DisconnectedOperation in the Coda File System.9known.Thus, an entireuser communitycould be at the mercy of a singleerrantclient for an unboundedamountof time.Placinga time bound on exclusiveor shared control,as done in the case ofleases [7], avoids this problembut introducesothers. Once a lease expires,adisconnectedclient loses the abilityto access a cached object, even if no oneelse in thesystemdisconnectedalreadyis interestedoperationmadewhileAn optimisticdisconnectedwhichin it.is to providedisconnectedapproachclientThis,havein datesto be discarded.has its own disadvantages.maydefeatswithAn updatean updateat anothermadeat onedisconnectedorconnectedclient.For optimisticreplicationto be viable, the system has to bemore sophisticated.There needs to be machineryin the system for detectingconflicts,age andmanuallyfor automatingresolutionwhen possible,and for confiningdampreservingevidencefor manualrepair.Havingto repairconflictsviolatestransparency,is an annoyanceto users, and reduces theusabilityof the system.We chose optimisticreplicationbecausewe felt thatits strengthsandweaknessesbetter matchedour design goals. The dominantinfluenceon ourchoiceanwas the low degreeoptimisticstrategyof write-sharingwaslikelytotypicalleadtoof isticstrategywas also consistentwith our overallgoal of providingthehighestpossible availabilityof data.In principle,we could have chosen a pessimisticstrategyfor server replication even after choosingan optimisticstrategyfor disconnectedBut that would have reduced transparency,because a user wouldthe anomalyof beingable to updatedata whendisconnected,unableto do so whenthe n optimisticfromstrategythe user’sdata in his accessibleeveryoneelse in thatset ecome4. DETAILEDthroughoutstrategypresentsAt any time,Further,also applya uniformvisiblemodeland his updatesare immediatelyHis accessibleuniverseis usuallyofof thevisibletothe entireWhenfailuresoccur, his accessibleuniversehe can contact, and the set of clients that they, inthroughouthis shisuniverse.AND IMPLEMENTATIONIn describingour implementationclient since this is where muchthe physicalstructureof Venus,and Sectionsmanyto serverhe is able to read the latestIn the limit,whenhe is operatingconsistsof justhis machine.UponDESIGNtion of the serverSection 4.5.of the servers.of an optimisticperspective.serversand clients.to the set of serversturn,canaccessibleto a subsetin favoroperation.have facedbut beingof disconnectedof the complexityof a client,4.3 to 4.5supportneededoperation,we focus on thelies. Section 4.1 describesSection4.2 introducesthe majorstatesdiscuss these states in detail.A descripfor disconnectedACM Transactionsoperationis containedinon Computer Systems, Vol. 10, No. 1, February 1992.

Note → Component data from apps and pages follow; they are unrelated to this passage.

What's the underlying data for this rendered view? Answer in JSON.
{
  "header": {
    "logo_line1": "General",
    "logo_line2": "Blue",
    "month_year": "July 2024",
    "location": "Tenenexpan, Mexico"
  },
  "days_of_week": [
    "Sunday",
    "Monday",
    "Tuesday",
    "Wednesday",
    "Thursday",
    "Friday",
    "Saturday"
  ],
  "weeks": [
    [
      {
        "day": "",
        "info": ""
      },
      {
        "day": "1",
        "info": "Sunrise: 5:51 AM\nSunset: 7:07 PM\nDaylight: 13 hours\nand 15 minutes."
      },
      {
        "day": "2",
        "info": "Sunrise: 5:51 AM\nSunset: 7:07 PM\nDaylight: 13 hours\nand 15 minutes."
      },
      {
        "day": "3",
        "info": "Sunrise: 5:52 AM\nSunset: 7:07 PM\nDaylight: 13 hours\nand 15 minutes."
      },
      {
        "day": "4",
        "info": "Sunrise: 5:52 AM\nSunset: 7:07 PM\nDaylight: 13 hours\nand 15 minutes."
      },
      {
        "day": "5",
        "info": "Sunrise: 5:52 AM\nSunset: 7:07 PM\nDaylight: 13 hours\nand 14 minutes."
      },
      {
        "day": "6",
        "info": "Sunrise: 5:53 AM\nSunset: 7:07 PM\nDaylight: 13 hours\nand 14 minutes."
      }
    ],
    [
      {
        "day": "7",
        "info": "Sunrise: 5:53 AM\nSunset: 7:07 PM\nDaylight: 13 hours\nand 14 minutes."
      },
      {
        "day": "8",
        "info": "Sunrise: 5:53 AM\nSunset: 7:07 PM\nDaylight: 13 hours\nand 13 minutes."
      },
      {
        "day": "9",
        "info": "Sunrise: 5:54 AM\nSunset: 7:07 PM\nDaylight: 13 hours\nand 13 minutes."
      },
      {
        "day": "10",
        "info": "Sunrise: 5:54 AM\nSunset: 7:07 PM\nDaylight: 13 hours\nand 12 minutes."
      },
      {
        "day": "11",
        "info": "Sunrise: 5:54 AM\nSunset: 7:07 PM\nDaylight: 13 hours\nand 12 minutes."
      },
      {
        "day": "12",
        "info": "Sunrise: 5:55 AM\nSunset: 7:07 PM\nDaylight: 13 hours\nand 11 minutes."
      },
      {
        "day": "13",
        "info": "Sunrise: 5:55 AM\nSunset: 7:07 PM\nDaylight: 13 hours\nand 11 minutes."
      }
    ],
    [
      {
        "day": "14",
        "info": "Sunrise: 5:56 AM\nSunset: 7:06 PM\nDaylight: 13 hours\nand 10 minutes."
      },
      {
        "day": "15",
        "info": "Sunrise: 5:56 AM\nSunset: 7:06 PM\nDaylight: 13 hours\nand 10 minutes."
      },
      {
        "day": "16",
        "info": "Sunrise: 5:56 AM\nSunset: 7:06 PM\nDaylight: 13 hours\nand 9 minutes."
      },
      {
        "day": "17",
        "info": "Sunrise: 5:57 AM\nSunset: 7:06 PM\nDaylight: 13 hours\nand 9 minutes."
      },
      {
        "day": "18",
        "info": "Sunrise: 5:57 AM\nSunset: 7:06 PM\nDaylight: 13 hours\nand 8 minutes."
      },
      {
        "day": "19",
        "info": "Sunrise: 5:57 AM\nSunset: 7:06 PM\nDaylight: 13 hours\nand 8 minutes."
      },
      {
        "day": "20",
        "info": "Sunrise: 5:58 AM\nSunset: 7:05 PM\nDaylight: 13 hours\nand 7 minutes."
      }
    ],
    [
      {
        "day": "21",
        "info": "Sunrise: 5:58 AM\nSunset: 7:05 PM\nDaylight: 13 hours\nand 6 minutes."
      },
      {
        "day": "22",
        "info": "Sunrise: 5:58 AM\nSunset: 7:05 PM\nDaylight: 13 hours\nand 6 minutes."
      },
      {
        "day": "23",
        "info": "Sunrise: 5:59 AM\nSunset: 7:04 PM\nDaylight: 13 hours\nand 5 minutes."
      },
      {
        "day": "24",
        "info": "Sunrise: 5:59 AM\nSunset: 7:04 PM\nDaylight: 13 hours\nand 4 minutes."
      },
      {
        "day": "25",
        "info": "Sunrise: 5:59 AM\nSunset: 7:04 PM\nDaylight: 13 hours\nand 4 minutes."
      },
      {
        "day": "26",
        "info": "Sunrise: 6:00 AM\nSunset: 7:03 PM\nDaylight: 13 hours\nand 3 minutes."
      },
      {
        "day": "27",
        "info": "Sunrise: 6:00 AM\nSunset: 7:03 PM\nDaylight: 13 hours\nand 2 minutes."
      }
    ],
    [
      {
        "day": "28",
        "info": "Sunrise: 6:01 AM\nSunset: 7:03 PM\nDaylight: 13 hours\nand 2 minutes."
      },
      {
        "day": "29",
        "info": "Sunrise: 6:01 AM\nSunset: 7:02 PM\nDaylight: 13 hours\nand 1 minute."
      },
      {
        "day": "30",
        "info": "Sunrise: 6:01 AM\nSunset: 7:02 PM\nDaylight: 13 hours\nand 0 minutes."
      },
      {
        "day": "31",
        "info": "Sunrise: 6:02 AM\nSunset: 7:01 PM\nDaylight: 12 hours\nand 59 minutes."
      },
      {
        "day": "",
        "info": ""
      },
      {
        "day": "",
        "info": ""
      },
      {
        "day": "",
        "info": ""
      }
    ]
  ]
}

10.J. J Kistler and M anStructureofa Coda client.Structureof thepartbutdebug.FigureVenuscomplexityof Venus,of the kernel.mance,wouldThe latterhavebeen2 illustratesinterceptsUnixwe madeapproachless portablethe high-levelfilesystemit a user-levelmayhaveaccess,are handledA systemdisconnectedMiniCache.If possible,thereturnedto the application.servicereturnsoperationentirelyby Venus.call on a Coda objectcallsviaor serveris forwardedfromourfor good odeperformanceoverheadMiniCacheto filtercontainsno supportreplication;by thetheseVnodeonoutforfunctionsinterfaceto thecall is serviced by the MiniCacheand controlOtherwise,the MiniCachecontactsVenusistothe call. This, in turn, may involvecontactingCoda servers. Controlfrom Venus via the MiniCacheto the f a Coda client.theMiniCachestate as a side effect.MiniCacheinitiatedby Venuson events such as callbackcriticalyieldedand considerablystructureinterface[10]. Since this interfaceimposes a heavyuser-levelcache managers,we use a tiny in-kernelmanykernel-Venusinteractions.The MiniCacheremoteto Codaserversimplementationstate changesbreaksfromconfirmthatthemayCodaalso beservers.MiniCacheis[211,StatesVenus operatesin one of threeFigure3 depicts these statesis normallyon the alertemulation,betweenandthem.in the hoardingstate, relyingon server replicationbutfor possible disconnection.Upon disconnection,it entersthe emulationstate and remainsUpon reconnection,Venus entersACM Transactionsstates: hoarding,and the transitionson Computer Systems, Voltherefor thethe reintegration10, No 1, Februarydurationstate,1992of disconnection.desynchronizesits

DisconnectedOperation in the Coda File System.11r)HoardingFig. 3. Venus states and transitions.When disconnected, Venus is in the emulationstate. Ittransmitsto reintegrationupon successful reconnectionto an AVSG member, and thence tohoarding, where it resumes connected operation.cachewithitsAVSG,andthenall volumesmay not be replicatedbe in differentstates with respectconditionsin the system.4.3revertstoacross theto differentthehoardingstate.same set of servers,volumes,dependingSinceVenus canon failureHoardingThe hoardingstatestateis to hoardnot its onlyis so ncepredictedwithbehavior,manageisits cache in a mannerand disconnectedoperation.a certainset of files is criticalthe implementationespe

Disconnected Operation in the Coda File System JAMES J. KISTLER and M. SATYANARAYANAN Carnegie Mellon University Disconnected operation is amode of operation that enables client to continue accessing critical data during temporary failures of a shared data repository.